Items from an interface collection
· · · ·

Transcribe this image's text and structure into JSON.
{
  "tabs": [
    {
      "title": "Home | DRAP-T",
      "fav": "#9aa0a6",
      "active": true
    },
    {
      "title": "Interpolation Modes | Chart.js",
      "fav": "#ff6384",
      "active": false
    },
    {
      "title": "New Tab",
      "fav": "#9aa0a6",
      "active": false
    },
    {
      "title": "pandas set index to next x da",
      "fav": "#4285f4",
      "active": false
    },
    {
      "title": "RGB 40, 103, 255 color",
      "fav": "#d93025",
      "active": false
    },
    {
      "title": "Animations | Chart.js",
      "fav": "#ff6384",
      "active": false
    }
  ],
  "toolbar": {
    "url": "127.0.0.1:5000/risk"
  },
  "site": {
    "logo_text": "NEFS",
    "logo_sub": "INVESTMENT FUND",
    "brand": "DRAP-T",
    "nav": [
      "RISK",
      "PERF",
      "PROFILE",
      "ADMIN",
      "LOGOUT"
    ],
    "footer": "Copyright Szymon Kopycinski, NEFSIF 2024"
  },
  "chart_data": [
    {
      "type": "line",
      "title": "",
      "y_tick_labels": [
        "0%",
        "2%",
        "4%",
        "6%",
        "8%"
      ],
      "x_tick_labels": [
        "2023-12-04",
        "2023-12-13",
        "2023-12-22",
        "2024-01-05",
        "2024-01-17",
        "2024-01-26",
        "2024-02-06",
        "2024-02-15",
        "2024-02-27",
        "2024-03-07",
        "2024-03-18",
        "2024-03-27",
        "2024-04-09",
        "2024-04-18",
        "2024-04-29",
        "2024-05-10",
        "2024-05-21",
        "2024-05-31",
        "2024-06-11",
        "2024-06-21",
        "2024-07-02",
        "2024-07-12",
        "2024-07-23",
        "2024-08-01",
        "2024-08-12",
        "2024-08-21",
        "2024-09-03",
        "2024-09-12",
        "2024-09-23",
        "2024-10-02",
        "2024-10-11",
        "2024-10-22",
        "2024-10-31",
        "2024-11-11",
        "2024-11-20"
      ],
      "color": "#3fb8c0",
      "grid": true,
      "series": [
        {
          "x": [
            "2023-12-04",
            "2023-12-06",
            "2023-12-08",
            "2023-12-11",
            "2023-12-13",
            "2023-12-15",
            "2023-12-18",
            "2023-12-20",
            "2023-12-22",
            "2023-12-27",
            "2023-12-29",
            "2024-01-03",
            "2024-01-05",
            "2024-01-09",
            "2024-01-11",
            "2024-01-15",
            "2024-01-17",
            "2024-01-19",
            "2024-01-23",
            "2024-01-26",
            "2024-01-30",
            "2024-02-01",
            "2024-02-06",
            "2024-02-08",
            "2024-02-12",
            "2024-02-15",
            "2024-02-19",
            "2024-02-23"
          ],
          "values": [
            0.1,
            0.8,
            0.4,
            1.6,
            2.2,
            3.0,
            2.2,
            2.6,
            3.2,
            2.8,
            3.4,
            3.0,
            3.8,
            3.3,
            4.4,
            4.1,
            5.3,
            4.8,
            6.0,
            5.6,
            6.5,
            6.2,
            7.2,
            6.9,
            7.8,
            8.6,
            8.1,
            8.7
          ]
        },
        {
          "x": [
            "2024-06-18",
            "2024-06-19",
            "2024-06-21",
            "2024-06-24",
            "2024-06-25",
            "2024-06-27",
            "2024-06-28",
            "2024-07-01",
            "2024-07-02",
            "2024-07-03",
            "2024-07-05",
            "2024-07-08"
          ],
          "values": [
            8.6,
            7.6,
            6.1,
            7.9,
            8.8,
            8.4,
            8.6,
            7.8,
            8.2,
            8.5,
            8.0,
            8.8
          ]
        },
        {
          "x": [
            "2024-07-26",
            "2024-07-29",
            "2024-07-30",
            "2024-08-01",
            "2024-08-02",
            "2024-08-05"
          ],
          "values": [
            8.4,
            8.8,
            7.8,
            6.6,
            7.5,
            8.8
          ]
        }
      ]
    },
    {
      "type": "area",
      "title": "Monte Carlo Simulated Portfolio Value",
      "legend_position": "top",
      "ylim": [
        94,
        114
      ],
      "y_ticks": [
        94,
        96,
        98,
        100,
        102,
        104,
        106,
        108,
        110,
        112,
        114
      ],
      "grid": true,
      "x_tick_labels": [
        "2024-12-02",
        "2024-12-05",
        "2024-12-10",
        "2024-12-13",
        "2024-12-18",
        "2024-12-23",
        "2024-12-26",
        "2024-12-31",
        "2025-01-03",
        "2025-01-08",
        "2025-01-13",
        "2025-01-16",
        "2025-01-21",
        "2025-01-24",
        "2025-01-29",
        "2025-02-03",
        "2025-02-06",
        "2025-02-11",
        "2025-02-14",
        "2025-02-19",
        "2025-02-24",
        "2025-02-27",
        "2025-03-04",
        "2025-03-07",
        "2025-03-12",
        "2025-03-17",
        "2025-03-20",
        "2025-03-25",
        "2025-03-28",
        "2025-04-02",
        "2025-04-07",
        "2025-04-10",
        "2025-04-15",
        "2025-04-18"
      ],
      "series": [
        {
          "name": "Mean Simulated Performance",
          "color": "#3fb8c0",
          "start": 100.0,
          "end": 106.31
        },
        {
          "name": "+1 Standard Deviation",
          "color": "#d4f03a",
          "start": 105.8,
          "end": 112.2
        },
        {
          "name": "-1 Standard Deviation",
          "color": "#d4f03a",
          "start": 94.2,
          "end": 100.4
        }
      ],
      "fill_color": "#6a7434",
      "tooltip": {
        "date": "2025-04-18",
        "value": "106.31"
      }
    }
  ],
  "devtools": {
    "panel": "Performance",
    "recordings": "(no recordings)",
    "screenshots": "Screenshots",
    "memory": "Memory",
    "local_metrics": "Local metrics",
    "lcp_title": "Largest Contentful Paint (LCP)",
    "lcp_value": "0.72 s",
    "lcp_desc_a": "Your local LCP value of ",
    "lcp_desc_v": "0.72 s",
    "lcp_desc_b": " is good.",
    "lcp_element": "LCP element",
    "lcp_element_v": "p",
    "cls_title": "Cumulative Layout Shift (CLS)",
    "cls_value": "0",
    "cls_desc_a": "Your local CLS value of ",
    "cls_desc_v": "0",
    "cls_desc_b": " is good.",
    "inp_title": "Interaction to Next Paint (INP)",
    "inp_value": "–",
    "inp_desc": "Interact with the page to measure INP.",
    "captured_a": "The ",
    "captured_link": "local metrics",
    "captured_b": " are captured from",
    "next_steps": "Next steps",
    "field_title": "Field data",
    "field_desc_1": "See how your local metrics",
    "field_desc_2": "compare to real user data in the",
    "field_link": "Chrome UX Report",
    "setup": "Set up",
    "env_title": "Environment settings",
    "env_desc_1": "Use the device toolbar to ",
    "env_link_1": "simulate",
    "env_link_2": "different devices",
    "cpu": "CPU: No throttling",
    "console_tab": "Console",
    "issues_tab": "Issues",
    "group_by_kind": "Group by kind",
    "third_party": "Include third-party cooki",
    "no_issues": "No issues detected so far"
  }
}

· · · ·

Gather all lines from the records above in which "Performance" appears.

◆ Result of this task
          "name": "Mean Simulated Performance",
    "panel": "Performance",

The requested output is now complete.